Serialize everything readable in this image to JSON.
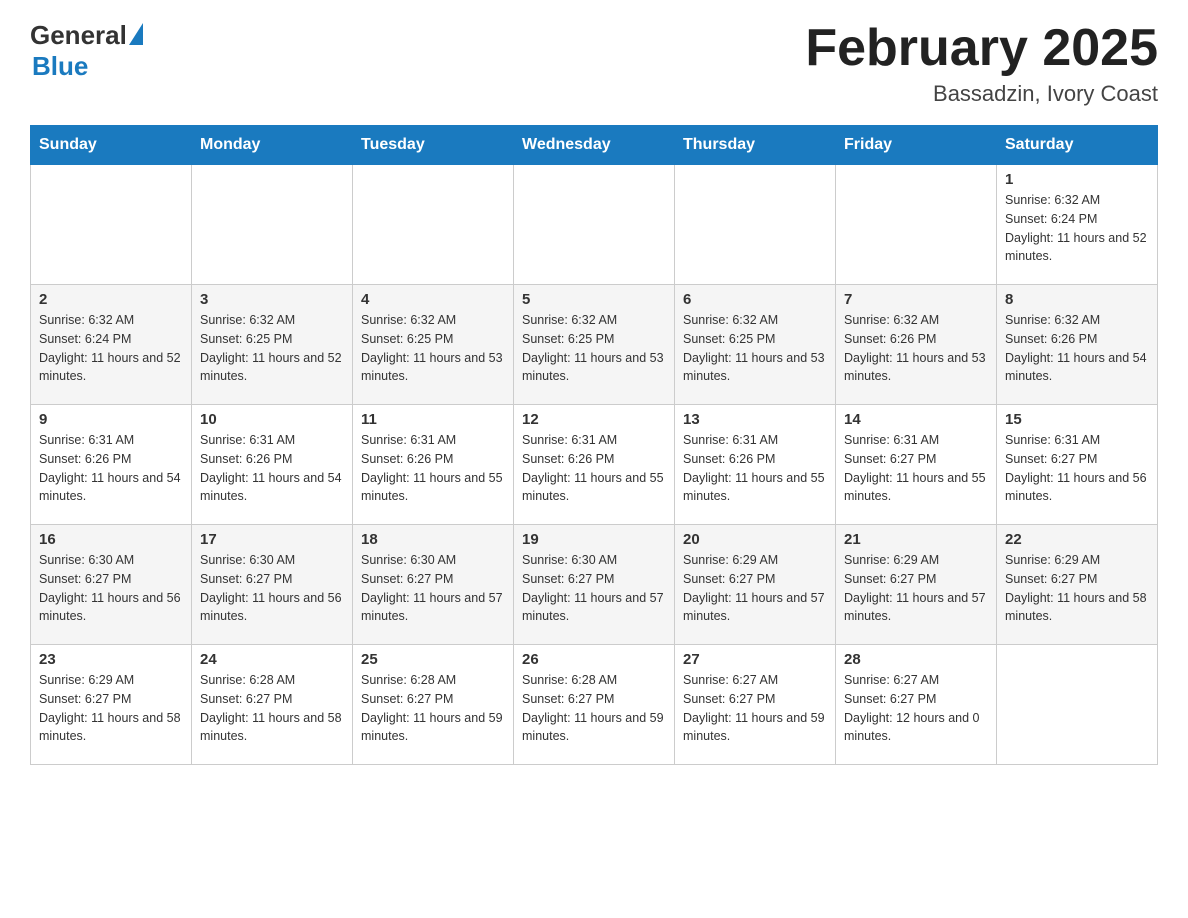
{
  "logo": {
    "general": "General",
    "blue": "Blue"
  },
  "title": {
    "month_year": "February 2025",
    "location": "Bassadzin, Ivory Coast"
  },
  "weekdays": [
    "Sunday",
    "Monday",
    "Tuesday",
    "Wednesday",
    "Thursday",
    "Friday",
    "Saturday"
  ],
  "weeks": [
    [
      {
        "day": "",
        "info": ""
      },
      {
        "day": "",
        "info": ""
      },
      {
        "day": "",
        "info": ""
      },
      {
        "day": "",
        "info": ""
      },
      {
        "day": "",
        "info": ""
      },
      {
        "day": "",
        "info": ""
      },
      {
        "day": "1",
        "info": "Sunrise: 6:32 AM\nSunset: 6:24 PM\nDaylight: 11 hours and 52 minutes."
      }
    ],
    [
      {
        "day": "2",
        "info": "Sunrise: 6:32 AM\nSunset: 6:24 PM\nDaylight: 11 hours and 52 minutes."
      },
      {
        "day": "3",
        "info": "Sunrise: 6:32 AM\nSunset: 6:25 PM\nDaylight: 11 hours and 52 minutes."
      },
      {
        "day": "4",
        "info": "Sunrise: 6:32 AM\nSunset: 6:25 PM\nDaylight: 11 hours and 53 minutes."
      },
      {
        "day": "5",
        "info": "Sunrise: 6:32 AM\nSunset: 6:25 PM\nDaylight: 11 hours and 53 minutes."
      },
      {
        "day": "6",
        "info": "Sunrise: 6:32 AM\nSunset: 6:25 PM\nDaylight: 11 hours and 53 minutes."
      },
      {
        "day": "7",
        "info": "Sunrise: 6:32 AM\nSunset: 6:26 PM\nDaylight: 11 hours and 53 minutes."
      },
      {
        "day": "8",
        "info": "Sunrise: 6:32 AM\nSunset: 6:26 PM\nDaylight: 11 hours and 54 minutes."
      }
    ],
    [
      {
        "day": "9",
        "info": "Sunrise: 6:31 AM\nSunset: 6:26 PM\nDaylight: 11 hours and 54 minutes."
      },
      {
        "day": "10",
        "info": "Sunrise: 6:31 AM\nSunset: 6:26 PM\nDaylight: 11 hours and 54 minutes."
      },
      {
        "day": "11",
        "info": "Sunrise: 6:31 AM\nSunset: 6:26 PM\nDaylight: 11 hours and 55 minutes."
      },
      {
        "day": "12",
        "info": "Sunrise: 6:31 AM\nSunset: 6:26 PM\nDaylight: 11 hours and 55 minutes."
      },
      {
        "day": "13",
        "info": "Sunrise: 6:31 AM\nSunset: 6:26 PM\nDaylight: 11 hours and 55 minutes."
      },
      {
        "day": "14",
        "info": "Sunrise: 6:31 AM\nSunset: 6:27 PM\nDaylight: 11 hours and 55 minutes."
      },
      {
        "day": "15",
        "info": "Sunrise: 6:31 AM\nSunset: 6:27 PM\nDaylight: 11 hours and 56 minutes."
      }
    ],
    [
      {
        "day": "16",
        "info": "Sunrise: 6:30 AM\nSunset: 6:27 PM\nDaylight: 11 hours and 56 minutes."
      },
      {
        "day": "17",
        "info": "Sunrise: 6:30 AM\nSunset: 6:27 PM\nDaylight: 11 hours and 56 minutes."
      },
      {
        "day": "18",
        "info": "Sunrise: 6:30 AM\nSunset: 6:27 PM\nDaylight: 11 hours and 57 minutes."
      },
      {
        "day": "19",
        "info": "Sunrise: 6:30 AM\nSunset: 6:27 PM\nDaylight: 11 hours and 57 minutes."
      },
      {
        "day": "20",
        "info": "Sunrise: 6:29 AM\nSunset: 6:27 PM\nDaylight: 11 hours and 57 minutes."
      },
      {
        "day": "21",
        "info": "Sunrise: 6:29 AM\nSunset: 6:27 PM\nDaylight: 11 hours and 57 minutes."
      },
      {
        "day": "22",
        "info": "Sunrise: 6:29 AM\nSunset: 6:27 PM\nDaylight: 11 hours and 58 minutes."
      }
    ],
    [
      {
        "day": "23",
        "info": "Sunrise: 6:29 AM\nSunset: 6:27 PM\nDaylight: 11 hours and 58 minutes."
      },
      {
        "day": "24",
        "info": "Sunrise: 6:28 AM\nSunset: 6:27 PM\nDaylight: 11 hours and 58 minutes."
      },
      {
        "day": "25",
        "info": "Sunrise: 6:28 AM\nSunset: 6:27 PM\nDaylight: 11 hours and 59 minutes."
      },
      {
        "day": "26",
        "info": "Sunrise: 6:28 AM\nSunset: 6:27 PM\nDaylight: 11 hours and 59 minutes."
      },
      {
        "day": "27",
        "info": "Sunrise: 6:27 AM\nSunset: 6:27 PM\nDaylight: 11 hours and 59 minutes."
      },
      {
        "day": "28",
        "info": "Sunrise: 6:27 AM\nSunset: 6:27 PM\nDaylight: 12 hours and 0 minutes."
      },
      {
        "day": "",
        "info": ""
      }
    ]
  ]
}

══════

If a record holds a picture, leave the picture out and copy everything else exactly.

Response:
Serialize everything readable in this image to JSON.
{
  "logo": {
    "general": "General",
    "blue": "Blue"
  },
  "title": {
    "month_year": "February 2025",
    "location": "Bassadzin, Ivory Coast"
  },
  "weekdays": [
    "Sunday",
    "Monday",
    "Tuesday",
    "Wednesday",
    "Thursday",
    "Friday",
    "Saturday"
  ],
  "weeks": [
    [
      {
        "day": "",
        "info": ""
      },
      {
        "day": "",
        "info": ""
      },
      {
        "day": "",
        "info": ""
      },
      {
        "day": "",
        "info": ""
      },
      {
        "day": "",
        "info": ""
      },
      {
        "day": "",
        "info": ""
      },
      {
        "day": "1",
        "info": "Sunrise: 6:32 AM\nSunset: 6:24 PM\nDaylight: 11 hours and 52 minutes."
      }
    ],
    [
      {
        "day": "2",
        "info": "Sunrise: 6:32 AM\nSunset: 6:24 PM\nDaylight: 11 hours and 52 minutes."
      },
      {
        "day": "3",
        "info": "Sunrise: 6:32 AM\nSunset: 6:25 PM\nDaylight: 11 hours and 52 minutes."
      },
      {
        "day": "4",
        "info": "Sunrise: 6:32 AM\nSunset: 6:25 PM\nDaylight: 11 hours and 53 minutes."
      },
      {
        "day": "5",
        "info": "Sunrise: 6:32 AM\nSunset: 6:25 PM\nDaylight: 11 hours and 53 minutes."
      },
      {
        "day": "6",
        "info": "Sunrise: 6:32 AM\nSunset: 6:25 PM\nDaylight: 11 hours and 53 minutes."
      },
      {
        "day": "7",
        "info": "Sunrise: 6:32 AM\nSunset: 6:26 PM\nDaylight: 11 hours and 53 minutes."
      },
      {
        "day": "8",
        "info": "Sunrise: 6:32 AM\nSunset: 6:26 PM\nDaylight: 11 hours and 54 minutes."
      }
    ],
    [
      {
        "day": "9",
        "info": "Sunrise: 6:31 AM\nSunset: 6:26 PM\nDaylight: 11 hours and 54 minutes."
      },
      {
        "day": "10",
        "info": "Sunrise: 6:31 AM\nSunset: 6:26 PM\nDaylight: 11 hours and 54 minutes."
      },
      {
        "day": "11",
        "info": "Sunrise: 6:31 AM\nSunset: 6:26 PM\nDaylight: 11 hours and 55 minutes."
      },
      {
        "day": "12",
        "info": "Sunrise: 6:31 AM\nSunset: 6:26 PM\nDaylight: 11 hours and 55 minutes."
      },
      {
        "day": "13",
        "info": "Sunrise: 6:31 AM\nSunset: 6:26 PM\nDaylight: 11 hours and 55 minutes."
      },
      {
        "day": "14",
        "info": "Sunrise: 6:31 AM\nSunset: 6:27 PM\nDaylight: 11 hours and 55 minutes."
      },
      {
        "day": "15",
        "info": "Sunrise: 6:31 AM\nSunset: 6:27 PM\nDaylight: 11 hours and 56 minutes."
      }
    ],
    [
      {
        "day": "16",
        "info": "Sunrise: 6:30 AM\nSunset: 6:27 PM\nDaylight: 11 hours and 56 minutes."
      },
      {
        "day": "17",
        "info": "Sunrise: 6:30 AM\nSunset: 6:27 PM\nDaylight: 11 hours and 56 minutes."
      },
      {
        "day": "18",
        "info": "Sunrise: 6:30 AM\nSunset: 6:27 PM\nDaylight: 11 hours and 57 minutes."
      },
      {
        "day": "19",
        "info": "Sunrise: 6:30 AM\nSunset: 6:27 PM\nDaylight: 11 hours and 57 minutes."
      },
      {
        "day": "20",
        "info": "Sunrise: 6:29 AM\nSunset: 6:27 PM\nDaylight: 11 hours and 57 minutes."
      },
      {
        "day": "21",
        "info": "Sunrise: 6:29 AM\nSunset: 6:27 PM\nDaylight: 11 hours and 57 minutes."
      },
      {
        "day": "22",
        "info": "Sunrise: 6:29 AM\nSunset: 6:27 PM\nDaylight: 11 hours and 58 minutes."
      }
    ],
    [
      {
        "day": "23",
        "info": "Sunrise: 6:29 AM\nSunset: 6:27 PM\nDaylight: 11 hours and 58 minutes."
      },
      {
        "day": "24",
        "info": "Sunrise: 6:28 AM\nSunset: 6:27 PM\nDaylight: 11 hours and 58 minutes."
      },
      {
        "day": "25",
        "info": "Sunrise: 6:28 AM\nSunset: 6:27 PM\nDaylight: 11 hours and 59 minutes."
      },
      {
        "day": "26",
        "info": "Sunrise: 6:28 AM\nSunset: 6:27 PM\nDaylight: 11 hours and 59 minutes."
      },
      {
        "day": "27",
        "info": "Sunrise: 6:27 AM\nSunset: 6:27 PM\nDaylight: 11 hours and 59 minutes."
      },
      {
        "day": "28",
        "info": "Sunrise: 6:27 AM\nSunset: 6:27 PM\nDaylight: 12 hours and 0 minutes."
      },
      {
        "day": "",
        "info": ""
      }
    ]
  ]
}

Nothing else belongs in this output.